**TASK REQUIREMENTS**:
Drop every image and restate the entries below word for word.
DATA FOR ANALYSIS below:
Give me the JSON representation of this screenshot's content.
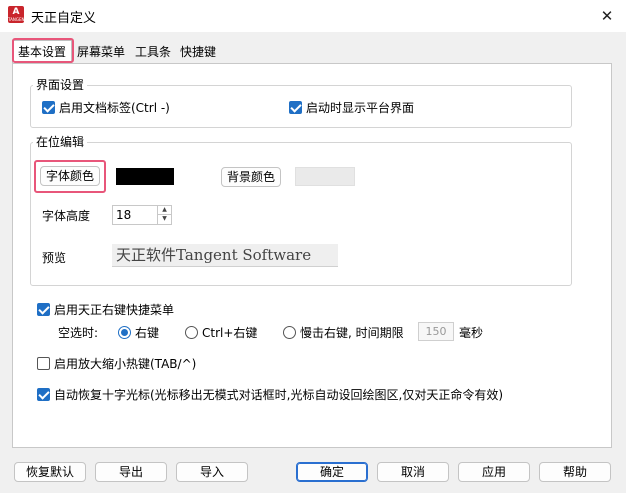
{
  "window": {
    "title": "天正自定义",
    "icon_text": "A",
    "icon_subtext": "TANGENT"
  },
  "tabs": [
    {
      "label": "基本设置",
      "active": true
    },
    {
      "label": "屏幕菜单",
      "active": false
    },
    {
      "label": "工具条",
      "active": false
    },
    {
      "label": "快捷键",
      "active": false
    }
  ],
  "interface_group": {
    "title": "界面设置",
    "enable_doc_tabs": {
      "label": "启用文档标签(Ctrl -)",
      "checked": true
    },
    "show_platform": {
      "label": "启动时显示平台界面",
      "checked": true
    }
  },
  "inplace_group": {
    "title": "在位编辑",
    "font_color_button": "字体颜色",
    "font_color": "#000000",
    "bg_color_button": "背景颜色",
    "bg_color": "#eaeaea",
    "font_height_label": "字体高度",
    "font_height_value": "18",
    "preview_label": "预览",
    "preview_text": "天正软件Tangent Software"
  },
  "right_click_menu": {
    "label": "启用天正右键快捷菜单",
    "checked": true,
    "empty_select_label": "空选时:",
    "options": [
      {
        "label": "右键",
        "selected": true
      },
      {
        "label": "Ctrl+右键",
        "selected": false
      },
      {
        "label": "慢击右键, 时间期限",
        "selected": false
      }
    ],
    "time_value": "150",
    "time_unit": "毫秒"
  },
  "zoom_hotkey": {
    "label": "启用放大缩小热键(TAB/^)",
    "checked": false
  },
  "auto_cursor": {
    "label": "自动恢复十字光标(光标移出无模式对话框时,光标自动设回绘图区,仅对天正命令有效)",
    "checked": true
  },
  "buttons": {
    "restore_default": "恢复默认",
    "export": "导出",
    "import": "导入",
    "ok": "确定",
    "cancel": "取消",
    "apply": "应用",
    "help": "帮助"
  },
  "colors": {
    "accent": "#1f6fc5",
    "highlight": "#e8567a",
    "brand": "#c9252c"
  }
}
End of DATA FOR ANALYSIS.
**WRITTEN REPLY**:
Give me the JSON representation of this screenshot's content.
{
  "window": {
    "title": "天正自定义",
    "icon_text": "A",
    "icon_subtext": "TANGENT"
  },
  "tabs": [
    {
      "label": "基本设置",
      "active": true
    },
    {
      "label": "屏幕菜单",
      "active": false
    },
    {
      "label": "工具条",
      "active": false
    },
    {
      "label": "快捷键",
      "active": false
    }
  ],
  "interface_group": {
    "title": "界面设置",
    "enable_doc_tabs": {
      "label": "启用文档标签(Ctrl -)",
      "checked": true
    },
    "show_platform": {
      "label": "启动时显示平台界面",
      "checked": true
    }
  },
  "inplace_group": {
    "title": "在位编辑",
    "font_color_button": "字体颜色",
    "font_color": "#000000",
    "bg_color_button": "背景颜色",
    "bg_color": "#eaeaea",
    "font_height_label": "字体高度",
    "font_height_value": "18",
    "preview_label": "预览",
    "preview_text": "天正软件Tangent Software"
  },
  "right_click_menu": {
    "label": "启用天正右键快捷菜单",
    "checked": true,
    "empty_select_label": "空选时:",
    "options": [
      {
        "label": "右键",
        "selected": true
      },
      {
        "label": "Ctrl+右键",
        "selected": false
      },
      {
        "label": "慢击右键, 时间期限",
        "selected": false
      }
    ],
    "time_value": "150",
    "time_unit": "毫秒"
  },
  "zoom_hotkey": {
    "label": "启用放大缩小热键(TAB/^)",
    "checked": false
  },
  "auto_cursor": {
    "label": "自动恢复十字光标(光标移出无模式对话框时,光标自动设回绘图区,仅对天正命令有效)",
    "checked": true
  },
  "buttons": {
    "restore_default": "恢复默认",
    "export": "导出",
    "import": "导入",
    "ok": "确定",
    "cancel": "取消",
    "apply": "应用",
    "help": "帮助"
  },
  "colors": {
    "accent": "#1f6fc5",
    "highlight": "#e8567a",
    "brand": "#c9252c"
  }
}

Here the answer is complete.